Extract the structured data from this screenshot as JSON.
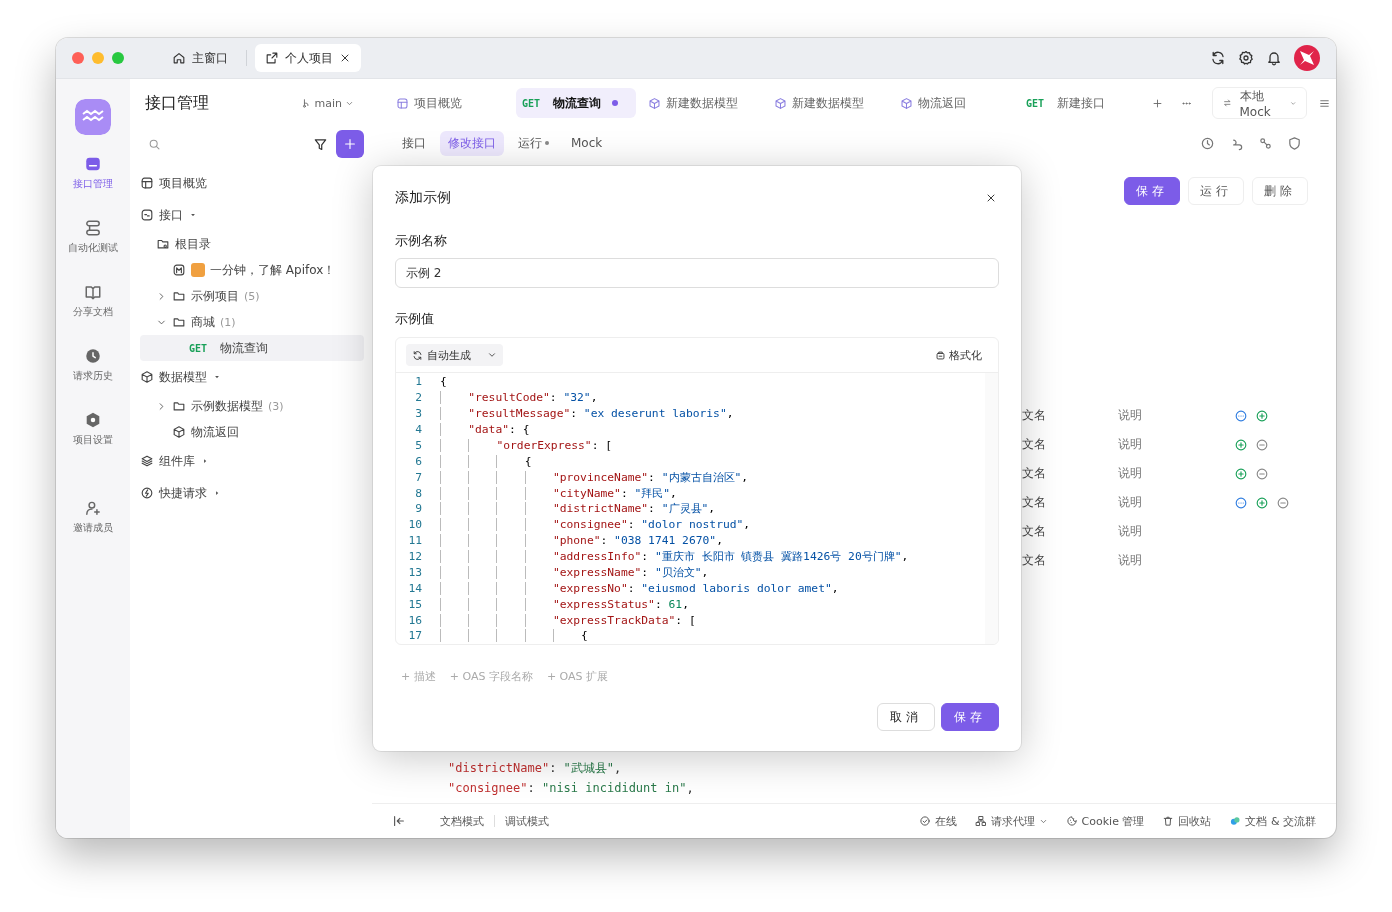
{
  "window": {
    "tabs": [
      {
        "label": "主窗口",
        "selected": false,
        "closable": false
      },
      {
        "label": "个人项目",
        "selected": true,
        "closable": true
      }
    ]
  },
  "nav_rail": {
    "items": [
      {
        "label": "接口管理",
        "selected": true
      },
      {
        "label": "自动化测试",
        "selected": false
      },
      {
        "label": "分享文档",
        "selected": false
      },
      {
        "label": "请求历史",
        "selected": false
      },
      {
        "label": "项目设置",
        "selected": false
      },
      {
        "label": "邀请成员",
        "selected": false
      }
    ]
  },
  "sidebar": {
    "title": "接口管理",
    "branch": "main",
    "tree": [
      {
        "kind": "overview",
        "label": "项目概览"
      },
      {
        "kind": "apis",
        "label": "接口",
        "expanded": true,
        "children": [
          {
            "kind": "root",
            "label": "根目录",
            "children": [
              {
                "kind": "doc",
                "label": "一分钟，了解 Apifox！"
              },
              {
                "kind": "folder",
                "label": "示例项目",
                "count": "(5)",
                "expanded": false
              },
              {
                "kind": "folder",
                "label": "商城",
                "count": "(1)",
                "expanded": true,
                "children": [
                  {
                    "kind": "request",
                    "method": "GET",
                    "label": "物流查询",
                    "selected": true
                  }
                ]
              }
            ]
          }
        ]
      },
      {
        "kind": "models",
        "label": "数据模型",
        "expanded": true,
        "children": [
          {
            "kind": "folder",
            "label": "示例数据模型",
            "count": "(3)",
            "expanded": false
          },
          {
            "kind": "model",
            "label": "物流返回"
          }
        ]
      },
      {
        "kind": "components",
        "label": "组件库",
        "expanded": false
      },
      {
        "kind": "quick",
        "label": "快捷请求",
        "expanded": false
      }
    ]
  },
  "header": {
    "tabs": [
      {
        "kind": "page",
        "label": "项目概览",
        "selected": false,
        "modified": false
      },
      {
        "kind": "request",
        "method": "GET",
        "label": "物流查询",
        "selected": true,
        "modified": true
      },
      {
        "kind": "model",
        "label": "新建数据模型",
        "selected": false,
        "modified": false
      },
      {
        "kind": "model",
        "label": "新建数据模型",
        "selected": false,
        "modified": false
      },
      {
        "kind": "model",
        "label": "物流返回",
        "selected": false,
        "modified": false
      },
      {
        "kind": "request",
        "method": "GET",
        "label": "新建接口",
        "selected": false,
        "modified": false
      }
    ],
    "environment": "本地 Mock"
  },
  "sub_tabs": [
    {
      "label": "接口",
      "selected": false,
      "modified": false
    },
    {
      "label": "修改接口",
      "selected": true,
      "modified": false
    },
    {
      "label": "运行",
      "selected": false,
      "modified": true
    },
    {
      "label": "Mock",
      "selected": false,
      "modified": false
    }
  ],
  "actions": [
    {
      "label": "保存",
      "kind": "primary"
    },
    {
      "label": "运行",
      "kind": "default"
    },
    {
      "label": "删除",
      "kind": "default"
    }
  ],
  "params_table": {
    "rows": [
      {
        "name": "文名",
        "description": "说明",
        "actions": [
          {
            "kind": "more"
          },
          {
            "kind": "add"
          }
        ]
      },
      {
        "name": "文名",
        "description": "说明",
        "actions": [
          {
            "kind": "add"
          },
          {
            "kind": "remove"
          }
        ]
      },
      {
        "name": "文名",
        "description": "说明",
        "actions": [
          {
            "kind": "add"
          },
          {
            "kind": "remove"
          }
        ]
      },
      {
        "name": "文名",
        "description": "说明",
        "actions": [
          {
            "kind": "more"
          },
          {
            "kind": "add"
          },
          {
            "kind": "remove"
          }
        ]
      },
      {
        "name": "文名",
        "description": "说明"
      },
      {
        "name": "文名",
        "description": "说明"
      }
    ]
  },
  "background_code": [
    "\"districtName\": \"武城县\",",
    "\"consignee\": \"nisi incididunt in\","
  ],
  "status_bar": {
    "left": [
      "文档模式",
      "调试模式"
    ],
    "right": [
      {
        "label": "在线",
        "dropdown": false
      },
      {
        "label": "请求代理",
        "dropdown": true
      },
      {
        "label": "Cookie 管理",
        "dropdown": false
      },
      {
        "label": "回收站",
        "dropdown": false
      },
      {
        "label": "文档 & 交流群",
        "dropdown": false
      }
    ]
  },
  "dialog": {
    "title": "添加示例",
    "name_label": "示例名称",
    "name_value": "示例 2",
    "value_label": "示例值",
    "generate_button": "自动生成",
    "format_button": "格式化",
    "code_lines": [
      {
        "n": "1",
        "text": "{"
      },
      {
        "n": "2",
        "text": "    \"resultCode\": \"32\","
      },
      {
        "n": "3",
        "text": "    \"resultMessage\": \"ex deserunt laboris\","
      },
      {
        "n": "4",
        "text": "    \"data\": {"
      },
      {
        "n": "5",
        "text": "        \"orderExpress\": ["
      },
      {
        "n": "6",
        "text": "            {"
      },
      {
        "n": "7",
        "text": "                \"provinceName\": \"内蒙古自治区\","
      },
      {
        "n": "8",
        "text": "                \"cityName\": \"拜民\","
      },
      {
        "n": "9",
        "text": "                \"districtName\": \"广灵县\","
      },
      {
        "n": "10",
        "text": "                \"consignee\": \"dolor nostrud\","
      },
      {
        "n": "11",
        "text": "                \"phone\": \"038 1741 2670\","
      },
      {
        "n": "12",
        "text": "                \"addressInfo\": \"重庆市 长阳市 镇赉县 冀路1426号 20号门牌\","
      },
      {
        "n": "13",
        "text": "                \"expressName\": \"贝治文\","
      },
      {
        "n": "14",
        "text": "                \"expressNo\": \"eiusmod laboris dolor amet\","
      },
      {
        "n": "15",
        "text": "                \"expressStatus\": 61,"
      },
      {
        "n": "16",
        "text": "                \"expressTrackData\": ["
      },
      {
        "n": "17",
        "text": "                    {"
      }
    ],
    "extras": [
      "+ 描述",
      "+ OAS 字段名称",
      "+ OAS 扩展"
    ],
    "buttons": [
      {
        "label": "取消",
        "kind": "default"
      },
      {
        "label": "保存",
        "kind": "primary"
      }
    ]
  }
}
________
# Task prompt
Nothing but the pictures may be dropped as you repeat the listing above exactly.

# Solution
Extract the structured data from this screenshot as JSON.
{
  "window": {
    "tabs": [
      {
        "label": "主窗口",
        "selected": false,
        "closable": false
      },
      {
        "label": "个人项目",
        "selected": true,
        "closable": true
      }
    ]
  },
  "nav_rail": {
    "items": [
      {
        "label": "接口管理",
        "selected": true
      },
      {
        "label": "自动化测试",
        "selected": false
      },
      {
        "label": "分享文档",
        "selected": false
      },
      {
        "label": "请求历史",
        "selected": false
      },
      {
        "label": "项目设置",
        "selected": false
      },
      {
        "label": "邀请成员",
        "selected": false
      }
    ]
  },
  "sidebar": {
    "title": "接口管理",
    "branch": "main",
    "tree": [
      {
        "kind": "overview",
        "label": "项目概览"
      },
      {
        "kind": "apis",
        "label": "接口",
        "expanded": true,
        "children": [
          {
            "kind": "root",
            "label": "根目录",
            "children": [
              {
                "kind": "doc",
                "label": "一分钟，了解 Apifox！"
              },
              {
                "kind": "folder",
                "label": "示例项目",
                "count": "(5)",
                "expanded": false
              },
              {
                "kind": "folder",
                "label": "商城",
                "count": "(1)",
                "expanded": true,
                "children": [
                  {
                    "kind": "request",
                    "method": "GET",
                    "label": "物流查询",
                    "selected": true
                  }
                ]
              }
            ]
          }
        ]
      },
      {
        "kind": "models",
        "label": "数据模型",
        "expanded": true,
        "children": [
          {
            "kind": "folder",
            "label": "示例数据模型",
            "count": "(3)",
            "expanded": false
          },
          {
            "kind": "model",
            "label": "物流返回"
          }
        ]
      },
      {
        "kind": "components",
        "label": "组件库",
        "expanded": false
      },
      {
        "kind": "quick",
        "label": "快捷请求",
        "expanded": false
      }
    ]
  },
  "header": {
    "tabs": [
      {
        "kind": "page",
        "label": "项目概览",
        "selected": false,
        "modified": false
      },
      {
        "kind": "request",
        "method": "GET",
        "label": "物流查询",
        "selected": true,
        "modified": true
      },
      {
        "kind": "model",
        "label": "新建数据模型",
        "selected": false,
        "modified": false
      },
      {
        "kind": "model",
        "label": "新建数据模型",
        "selected": false,
        "modified": false
      },
      {
        "kind": "model",
        "label": "物流返回",
        "selected": false,
        "modified": false
      },
      {
        "kind": "request",
        "method": "GET",
        "label": "新建接口",
        "selected": false,
        "modified": false
      }
    ],
    "environment": "本地 Mock"
  },
  "sub_tabs": [
    {
      "label": "接口",
      "selected": false,
      "modified": false
    },
    {
      "label": "修改接口",
      "selected": true,
      "modified": false
    },
    {
      "label": "运行",
      "selected": false,
      "modified": true
    },
    {
      "label": "Mock",
      "selected": false,
      "modified": false
    }
  ],
  "actions": [
    {
      "label": "保存",
      "kind": "primary"
    },
    {
      "label": "运行",
      "kind": "default"
    },
    {
      "label": "删除",
      "kind": "default"
    }
  ],
  "params_table": {
    "rows": [
      {
        "name": "文名",
        "description": "说明",
        "actions": [
          {
            "kind": "more"
          },
          {
            "kind": "add"
          }
        ]
      },
      {
        "name": "文名",
        "description": "说明",
        "actions": [
          {
            "kind": "add"
          },
          {
            "kind": "remove"
          }
        ]
      },
      {
        "name": "文名",
        "description": "说明",
        "actions": [
          {
            "kind": "add"
          },
          {
            "kind": "remove"
          }
        ]
      },
      {
        "name": "文名",
        "description": "说明",
        "actions": [
          {
            "kind": "more"
          },
          {
            "kind": "add"
          },
          {
            "kind": "remove"
          }
        ]
      },
      {
        "name": "文名",
        "description": "说明"
      },
      {
        "name": "文名",
        "description": "说明"
      }
    ]
  },
  "background_code": [
    "\"districtName\": \"武城县\",",
    "\"consignee\": \"nisi incididunt in\","
  ],
  "status_bar": {
    "left": [
      "文档模式",
      "调试模式"
    ],
    "right": [
      {
        "label": "在线",
        "dropdown": false
      },
      {
        "label": "请求代理",
        "dropdown": true
      },
      {
        "label": "Cookie 管理",
        "dropdown": false
      },
      {
        "label": "回收站",
        "dropdown": false
      },
      {
        "label": "文档 & 交流群",
        "dropdown": false
      }
    ]
  },
  "dialog": {
    "title": "添加示例",
    "name_label": "示例名称",
    "name_value": "示例 2",
    "value_label": "示例值",
    "generate_button": "自动生成",
    "format_button": "格式化",
    "code_lines": [
      {
        "n": "1",
        "text": "{"
      },
      {
        "n": "2",
        "text": "    \"resultCode\": \"32\","
      },
      {
        "n": "3",
        "text": "    \"resultMessage\": \"ex deserunt laboris\","
      },
      {
        "n": "4",
        "text": "    \"data\": {"
      },
      {
        "n": "5",
        "text": "        \"orderExpress\": ["
      },
      {
        "n": "6",
        "text": "            {"
      },
      {
        "n": "7",
        "text": "                \"provinceName\": \"内蒙古自治区\","
      },
      {
        "n": "8",
        "text": "                \"cityName\": \"拜民\","
      },
      {
        "n": "9",
        "text": "                \"districtName\": \"广灵县\","
      },
      {
        "n": "10",
        "text": "                \"consignee\": \"dolor nostrud\","
      },
      {
        "n": "11",
        "text": "                \"phone\": \"038 1741 2670\","
      },
      {
        "n": "12",
        "text": "                \"addressInfo\": \"重庆市 长阳市 镇赉县 冀路1426号 20号门牌\","
      },
      {
        "n": "13",
        "text": "                \"expressName\": \"贝治文\","
      },
      {
        "n": "14",
        "text": "                \"expressNo\": \"eiusmod laboris dolor amet\","
      },
      {
        "n": "15",
        "text": "                \"expressStatus\": 61,"
      },
      {
        "n": "16",
        "text": "                \"expressTrackData\": ["
      },
      {
        "n": "17",
        "text": "                    {"
      }
    ],
    "extras": [
      "+ 描述",
      "+ OAS 字段名称",
      "+ OAS 扩展"
    ],
    "buttons": [
      {
        "label": "取消",
        "kind": "default"
      },
      {
        "label": "保存",
        "kind": "primary"
      }
    ]
  }
}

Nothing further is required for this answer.